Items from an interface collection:
———

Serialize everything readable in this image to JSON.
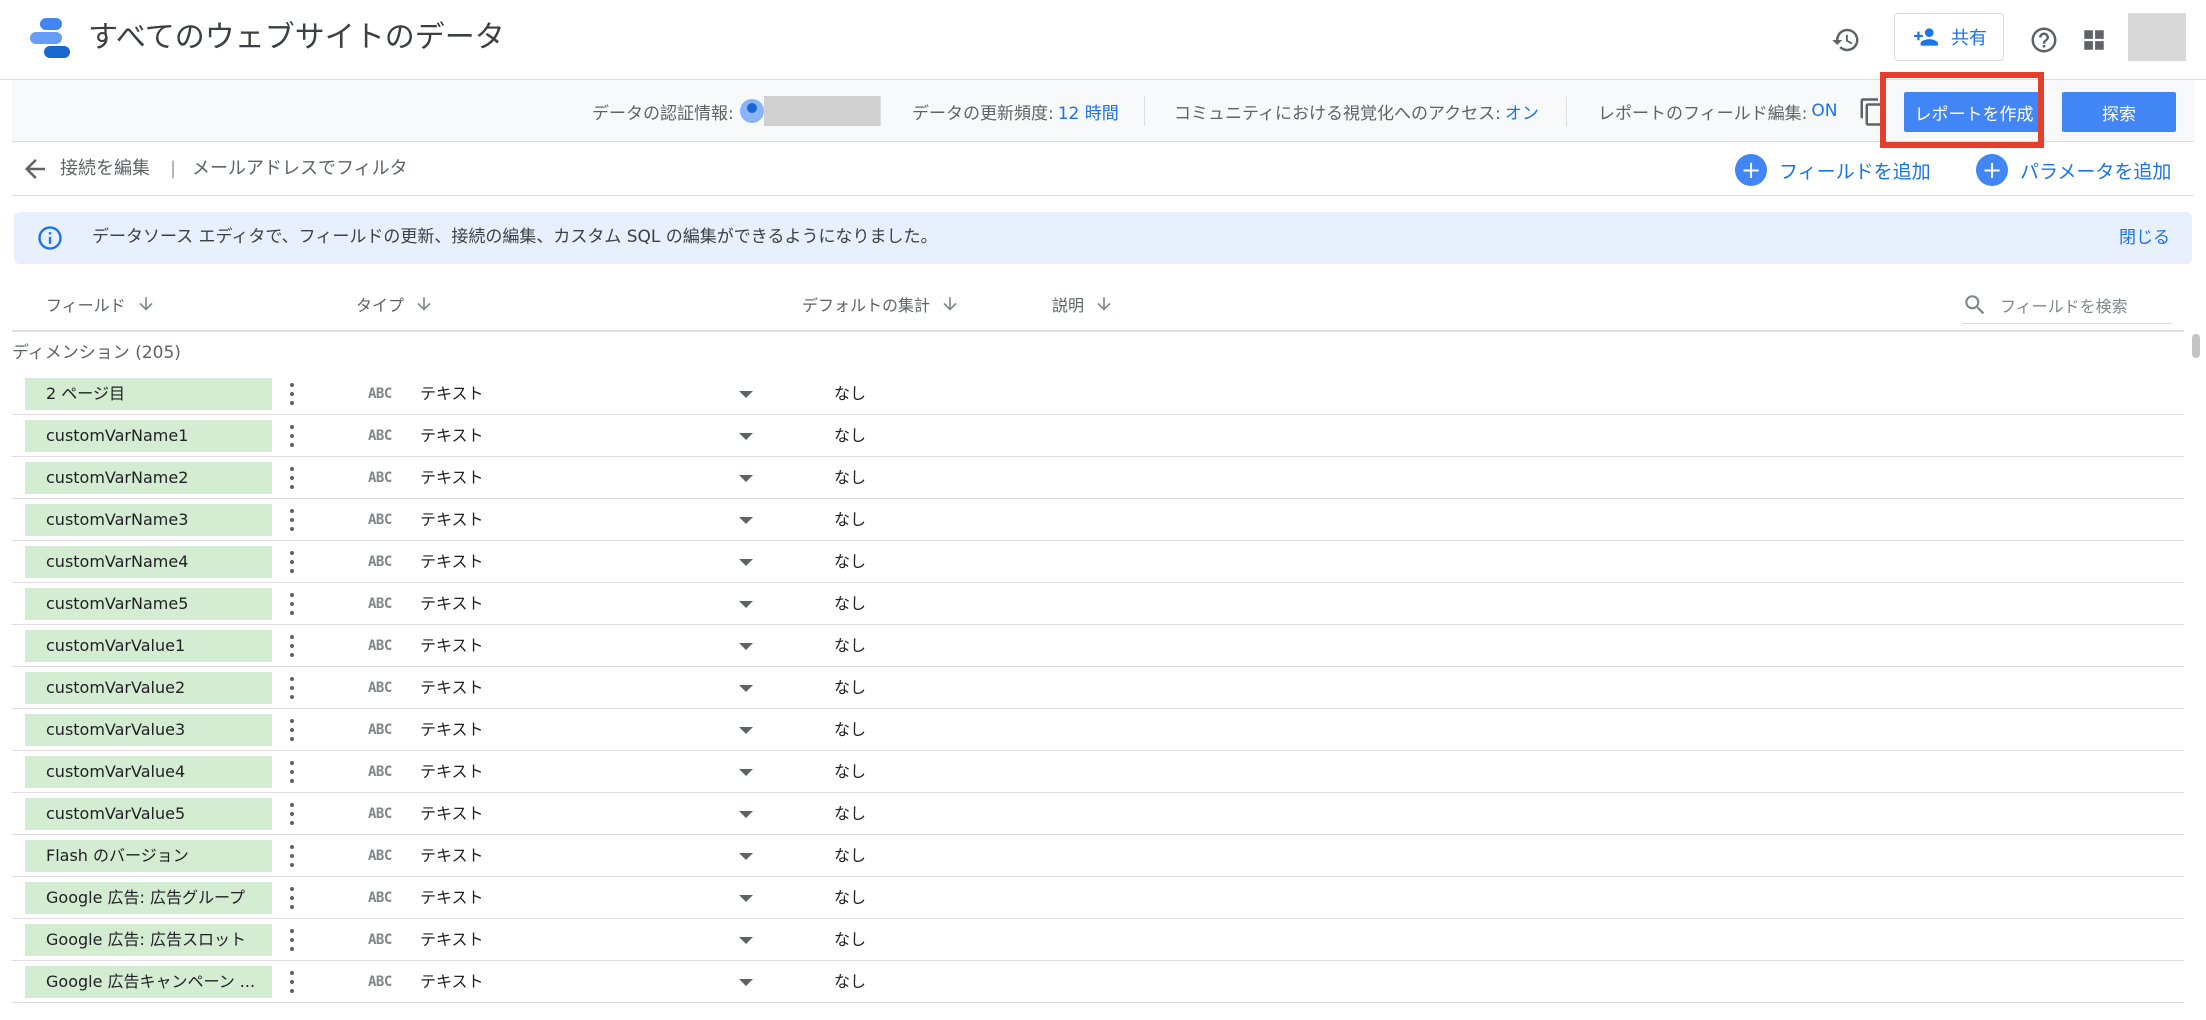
{
  "header": {
    "title": "すべてのウェブサイトのデータ",
    "share_label": "共有",
    "icons": [
      "history-icon",
      "person-add-icon",
      "help-icon",
      "apps-icon"
    ]
  },
  "toolbar": {
    "credentials_label": "データの認証情報:",
    "refresh_label": "データの更新頻度:",
    "refresh_value": "12 時間",
    "community_label": "コミュニティにおける視覚化へのアクセス:",
    "community_value": "オン",
    "field_edit_label": "レポートのフィールド編集:",
    "field_edit_value": "ON",
    "create_report_label": "レポートを作成",
    "explore_label": "探索"
  },
  "breadcrumb": {
    "edit_connection": "接続を編集",
    "separator": "|",
    "filter": "メールアドレスでフィルタ",
    "add_field": "フィールドを追加",
    "add_parameter": "パラメータを追加"
  },
  "banner": {
    "text": "データソース エディタで、フィールドの更新、接続の編集、カスタム SQL の編集ができるようになりました。",
    "close": "閉じる"
  },
  "columns": {
    "field": "フィールド",
    "type": "タイプ",
    "default_agg": "デフォルトの集計",
    "description": "説明",
    "search_placeholder": "フィールドを検索"
  },
  "section": {
    "title": "ディメンション (205)"
  },
  "type_icon_text": "ABC",
  "rows": [
    {
      "field": "2 ページ目",
      "type": "テキスト",
      "agg": "なし"
    },
    {
      "field": "customVarName1",
      "type": "テキスト",
      "agg": "なし"
    },
    {
      "field": "customVarName2",
      "type": "テキスト",
      "agg": "なし"
    },
    {
      "field": "customVarName3",
      "type": "テキスト",
      "agg": "なし"
    },
    {
      "field": "customVarName4",
      "type": "テキスト",
      "agg": "なし"
    },
    {
      "field": "customVarName5",
      "type": "テキスト",
      "agg": "なし"
    },
    {
      "field": "customVarValue1",
      "type": "テキスト",
      "agg": "なし"
    },
    {
      "field": "customVarValue2",
      "type": "テキスト",
      "agg": "なし"
    },
    {
      "field": "customVarValue3",
      "type": "テキスト",
      "agg": "なし"
    },
    {
      "field": "customVarValue4",
      "type": "テキスト",
      "agg": "なし"
    },
    {
      "field": "customVarValue5",
      "type": "テキスト",
      "agg": "なし"
    },
    {
      "field": "Flash のバージョン",
      "type": "テキスト",
      "agg": "なし"
    },
    {
      "field": "Google 広告: 広告グループ",
      "type": "テキスト",
      "agg": "なし"
    },
    {
      "field": "Google 広告: 広告スロット",
      "type": "テキスト",
      "agg": "なし"
    },
    {
      "field": "Google 広告キャンペーン ...",
      "type": "テキスト",
      "agg": "なし"
    }
  ],
  "colors": {
    "accent": "#4285f4",
    "link": "#1a73e8",
    "chip": "#d4ecd2",
    "highlight": "#e53e2b",
    "banner": "#e8f0fe"
  }
}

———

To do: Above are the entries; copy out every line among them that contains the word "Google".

Written solution:
      "field": "Google 広告: 広告グループ",
      "field": "Google 広告: 広告スロット",
      "field": "Google 広告キャンペーン ...",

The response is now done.